Prime Minister Boris Johnson announced a national lockdown as he warned the NHS could be overwhelmed in the next three weeks.
The decision follows a rapid rise in infections, hospital admissions and case rates across the country, and our hospitals are now under more pressure than they have been at any other point throughout the pandemic.
The jump in cases has been attributed to the new variant of Covid-19, which scientists say is between 50 and 70% more transmissible than the original strain.
On 4 January, there were 26,626 Covid patients in hospital in England, an increase of over 30% in one week, and the April 2020 hospital admissions peak has now been surpassed by 40%.

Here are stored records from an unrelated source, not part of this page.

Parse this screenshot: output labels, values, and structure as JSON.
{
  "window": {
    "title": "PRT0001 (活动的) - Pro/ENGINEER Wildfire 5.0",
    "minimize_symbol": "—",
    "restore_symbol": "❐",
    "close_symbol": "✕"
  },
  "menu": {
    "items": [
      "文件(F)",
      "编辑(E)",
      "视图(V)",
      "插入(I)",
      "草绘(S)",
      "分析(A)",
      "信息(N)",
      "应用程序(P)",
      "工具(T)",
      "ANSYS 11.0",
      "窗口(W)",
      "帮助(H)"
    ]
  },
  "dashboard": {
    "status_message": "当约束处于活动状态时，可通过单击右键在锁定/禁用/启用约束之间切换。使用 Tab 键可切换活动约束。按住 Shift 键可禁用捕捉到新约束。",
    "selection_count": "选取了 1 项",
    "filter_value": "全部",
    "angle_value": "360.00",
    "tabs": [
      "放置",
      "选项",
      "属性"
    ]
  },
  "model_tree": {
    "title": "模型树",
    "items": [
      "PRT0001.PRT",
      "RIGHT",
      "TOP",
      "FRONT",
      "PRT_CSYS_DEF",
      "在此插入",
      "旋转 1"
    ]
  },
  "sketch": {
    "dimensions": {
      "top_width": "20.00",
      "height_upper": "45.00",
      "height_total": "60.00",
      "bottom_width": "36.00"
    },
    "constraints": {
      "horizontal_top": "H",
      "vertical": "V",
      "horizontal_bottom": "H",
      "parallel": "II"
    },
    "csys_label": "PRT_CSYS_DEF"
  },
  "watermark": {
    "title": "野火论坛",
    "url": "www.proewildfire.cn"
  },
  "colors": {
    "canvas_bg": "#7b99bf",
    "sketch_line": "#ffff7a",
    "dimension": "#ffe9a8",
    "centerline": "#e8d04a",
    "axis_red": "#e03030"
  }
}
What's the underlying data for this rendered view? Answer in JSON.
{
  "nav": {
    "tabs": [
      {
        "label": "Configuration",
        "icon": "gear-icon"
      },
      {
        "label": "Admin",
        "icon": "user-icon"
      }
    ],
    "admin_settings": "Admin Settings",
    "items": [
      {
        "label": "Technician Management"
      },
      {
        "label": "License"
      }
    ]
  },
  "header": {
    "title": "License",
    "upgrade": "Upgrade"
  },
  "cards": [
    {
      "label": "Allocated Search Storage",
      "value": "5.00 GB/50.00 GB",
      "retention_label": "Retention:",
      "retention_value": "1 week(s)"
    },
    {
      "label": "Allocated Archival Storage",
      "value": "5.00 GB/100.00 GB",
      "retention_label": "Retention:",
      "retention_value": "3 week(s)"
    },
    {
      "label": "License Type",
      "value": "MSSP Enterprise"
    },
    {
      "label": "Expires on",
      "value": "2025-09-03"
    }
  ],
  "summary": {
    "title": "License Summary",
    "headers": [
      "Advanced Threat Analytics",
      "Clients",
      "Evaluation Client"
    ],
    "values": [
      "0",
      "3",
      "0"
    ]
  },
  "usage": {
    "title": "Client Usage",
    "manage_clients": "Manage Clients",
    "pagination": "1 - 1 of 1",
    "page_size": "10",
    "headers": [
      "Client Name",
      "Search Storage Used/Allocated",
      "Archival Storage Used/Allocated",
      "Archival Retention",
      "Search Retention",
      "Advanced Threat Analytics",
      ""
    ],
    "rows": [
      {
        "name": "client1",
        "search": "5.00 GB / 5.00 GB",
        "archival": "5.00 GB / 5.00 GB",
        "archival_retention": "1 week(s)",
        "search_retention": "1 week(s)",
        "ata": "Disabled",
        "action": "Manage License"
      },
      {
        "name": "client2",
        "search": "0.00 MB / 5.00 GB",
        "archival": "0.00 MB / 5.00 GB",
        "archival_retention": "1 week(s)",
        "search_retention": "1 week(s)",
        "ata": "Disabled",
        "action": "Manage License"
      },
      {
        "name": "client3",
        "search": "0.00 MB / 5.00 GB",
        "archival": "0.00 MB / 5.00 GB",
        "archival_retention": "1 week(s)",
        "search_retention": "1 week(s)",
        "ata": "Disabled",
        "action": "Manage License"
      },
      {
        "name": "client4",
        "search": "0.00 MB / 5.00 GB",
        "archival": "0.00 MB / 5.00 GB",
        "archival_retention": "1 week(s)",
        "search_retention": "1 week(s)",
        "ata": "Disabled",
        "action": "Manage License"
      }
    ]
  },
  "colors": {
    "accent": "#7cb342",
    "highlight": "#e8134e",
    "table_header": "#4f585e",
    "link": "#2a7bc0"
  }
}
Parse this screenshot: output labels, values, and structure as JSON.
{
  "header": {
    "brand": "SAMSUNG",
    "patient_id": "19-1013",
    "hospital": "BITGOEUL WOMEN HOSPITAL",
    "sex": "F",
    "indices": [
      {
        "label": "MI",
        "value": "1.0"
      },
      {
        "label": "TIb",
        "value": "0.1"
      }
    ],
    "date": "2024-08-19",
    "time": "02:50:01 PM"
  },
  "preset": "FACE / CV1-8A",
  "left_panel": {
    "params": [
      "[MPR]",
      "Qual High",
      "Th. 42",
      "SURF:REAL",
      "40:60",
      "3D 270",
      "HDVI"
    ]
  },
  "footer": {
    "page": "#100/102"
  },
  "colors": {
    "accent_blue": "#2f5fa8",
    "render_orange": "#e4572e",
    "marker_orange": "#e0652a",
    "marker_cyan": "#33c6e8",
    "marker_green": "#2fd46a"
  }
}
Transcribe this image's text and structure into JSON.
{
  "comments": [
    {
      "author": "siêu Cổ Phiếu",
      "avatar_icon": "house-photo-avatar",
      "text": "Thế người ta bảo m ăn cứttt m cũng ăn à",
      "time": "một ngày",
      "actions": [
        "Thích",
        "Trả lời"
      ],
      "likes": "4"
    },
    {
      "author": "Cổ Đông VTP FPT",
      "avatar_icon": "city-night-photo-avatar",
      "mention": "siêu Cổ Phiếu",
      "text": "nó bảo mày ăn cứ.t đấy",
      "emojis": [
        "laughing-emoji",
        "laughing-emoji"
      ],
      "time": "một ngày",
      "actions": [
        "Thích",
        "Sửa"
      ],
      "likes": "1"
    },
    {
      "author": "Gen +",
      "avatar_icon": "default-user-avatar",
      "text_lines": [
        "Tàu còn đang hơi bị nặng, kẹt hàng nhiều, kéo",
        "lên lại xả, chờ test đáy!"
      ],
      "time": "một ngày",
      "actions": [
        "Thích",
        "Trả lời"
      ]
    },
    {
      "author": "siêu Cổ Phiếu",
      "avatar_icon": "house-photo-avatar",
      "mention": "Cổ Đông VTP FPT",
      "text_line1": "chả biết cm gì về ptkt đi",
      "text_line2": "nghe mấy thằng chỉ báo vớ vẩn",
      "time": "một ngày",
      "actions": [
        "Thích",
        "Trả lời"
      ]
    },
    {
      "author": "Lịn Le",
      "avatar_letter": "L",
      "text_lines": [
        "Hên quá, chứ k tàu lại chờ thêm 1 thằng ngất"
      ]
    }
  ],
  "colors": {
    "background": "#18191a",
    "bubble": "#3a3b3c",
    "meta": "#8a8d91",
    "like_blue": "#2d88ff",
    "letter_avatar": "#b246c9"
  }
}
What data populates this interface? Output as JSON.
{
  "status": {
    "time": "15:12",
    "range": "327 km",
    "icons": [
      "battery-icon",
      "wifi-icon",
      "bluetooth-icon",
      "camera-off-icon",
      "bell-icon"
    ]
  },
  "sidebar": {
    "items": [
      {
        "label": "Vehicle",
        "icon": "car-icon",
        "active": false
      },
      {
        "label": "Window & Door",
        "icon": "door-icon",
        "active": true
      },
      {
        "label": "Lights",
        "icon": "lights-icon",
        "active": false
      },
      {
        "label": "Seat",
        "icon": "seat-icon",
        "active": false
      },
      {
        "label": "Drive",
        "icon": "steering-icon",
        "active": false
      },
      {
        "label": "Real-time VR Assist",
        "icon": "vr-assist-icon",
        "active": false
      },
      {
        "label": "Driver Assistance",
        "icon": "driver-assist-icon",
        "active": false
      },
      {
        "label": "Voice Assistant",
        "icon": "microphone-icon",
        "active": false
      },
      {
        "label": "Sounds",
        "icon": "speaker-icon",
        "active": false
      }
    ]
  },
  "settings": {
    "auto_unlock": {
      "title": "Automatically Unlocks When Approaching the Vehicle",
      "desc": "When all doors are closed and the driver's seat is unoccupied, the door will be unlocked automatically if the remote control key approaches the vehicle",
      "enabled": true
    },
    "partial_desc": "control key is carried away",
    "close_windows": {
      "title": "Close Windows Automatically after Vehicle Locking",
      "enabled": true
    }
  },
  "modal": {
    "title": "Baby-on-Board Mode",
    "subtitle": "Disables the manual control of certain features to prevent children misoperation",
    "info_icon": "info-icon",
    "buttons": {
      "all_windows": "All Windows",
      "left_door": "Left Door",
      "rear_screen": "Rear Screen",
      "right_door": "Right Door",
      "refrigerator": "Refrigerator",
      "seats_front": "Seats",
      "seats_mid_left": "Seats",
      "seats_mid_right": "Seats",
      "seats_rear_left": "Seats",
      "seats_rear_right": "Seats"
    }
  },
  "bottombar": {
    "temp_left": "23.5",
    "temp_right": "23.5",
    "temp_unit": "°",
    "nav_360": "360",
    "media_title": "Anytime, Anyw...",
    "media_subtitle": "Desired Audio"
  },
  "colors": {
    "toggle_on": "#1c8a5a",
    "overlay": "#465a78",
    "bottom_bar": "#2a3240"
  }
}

The case rate in England up to 29 December was 478.5 per 100,000, three times higher than on 1 December when the case rate was 151.3.
On 3 January, 454 deaths were reported, with 4,228 over the last 7 days – a 24% increase on the previous seven days.
Four UK Chief Medical Officers have advised that the Covid threat level should move from level four to level five, indicating that if action is not taken NHS capacity may be overwhelmed within 21 days.
Mr Johnson said: “The weeks ahead will be the hardest yet but I really do believe that we are entering the last phase of the struggle.
“Because with every jab that goes into our arms, we are tilting the odds against Covid and in favour of the British people.
“And, thanks to the miracle of science, not only is the end in sight and we know exactly how we will get there.
“But for now, I am afraid, you must once again stay at home, protect the NHS and save lives.”
As of today all primary schools, secondary schools and colleges will move to remote learning, except for the children of key workers and vulnerable children.
All non-essential retail, hospitality and personal care services must close, or remain closed. Restaurants can continue delivery, takeaway or click-and-collect of food and non-alcoholic drinks, but venues will no longer be able to serve takeaway or click-and-collect alcohol.
Essential shops and garden centres can remain open. Entertainment venues and animal attractions such as zoos must close, but the outdoor areas of venues such as heritage homes and botanical gardens can remain open, to be used for exercise. Playgrounds may also remain open.
Places of worship can also remain open, but worshippers may only visit with their household.
Indoor and outdoor sports facilities including sports courts, gyms, golf courses, swimming pools, and riding arenas must also close. Elite sport and disabled sport can continue, as can PE lessons for those children attending school.
Len Duvall OBE AM, Chair of the GLA Oversight Committee, said: “There is a need for stronger Covid-19 measures as cases across the capital continue to rise. The current Covid-19 restrictions are not working to bring down the number of cases we are seeing every day.
“The tier restrictions either haven’t gone far enough or they are not targeting where the virus is spreading most. The Mayor must work with the Government to ensure that the best system is in place to protect our city, each other, and the NHS.
“It’s so important that Londoners abide by the new restrictions. Hospitals across the capital are struggling with the number of people being admitted with Covid-19 every day. The nurses, doctors, cleaners, and other hospital staff across the capital are our neighbours, friends, and family. Londoners must come together as they did in March and keep everyone safe.
“As new measures come into force, stronger support packages are needed for those businesses and individuals who have been impacted the most by the Covid-19 restrictions. These businesses are doing the right thing by the city, the Government must do the right thing by them and provide stronger financial support.”
Jasmine Whitbread, Chief Executive of London First, also called for additional measures to protect businesses.
She said: “Businesses across the country will be wondering how they are going to survive into the spring. The Government must now extend business rates and VAT relief throughout 2021 and stand ready to pump further direct support to businesses forced to close.”
Richard Burge, Chief Executive of London Chamber of Commerce and Industry, added: “With London already in a Tier 4 lockdown, our research shows that 2021 has started with business confidence at its lowest point since the financial crash in 2008.
“The Government must demonstrate through actions, not promises, that they will use this time wisely to put in place testing systems that will allow the economy to safely reopen once eased. The last lockdown failed to do that.
“The extension of the furlough scheme to the Spring was welcome, but it will remain a cliff edge as we get nearer, as are the end of the VAT and business rate relief periods. These must be extended. We also need to see an expansion of the grants programme delivered via councils, based on the number of businesses within a borough, rather than the number of residents.
“Government needs to understand that this is a London Marathon. You plan for the long-haul, you have feeding and water stations all along the way, and support after the finish line. The Treasury needs to produce their plan for this marathon. At the moment, they are absent on duty and London may fall as a consequence.”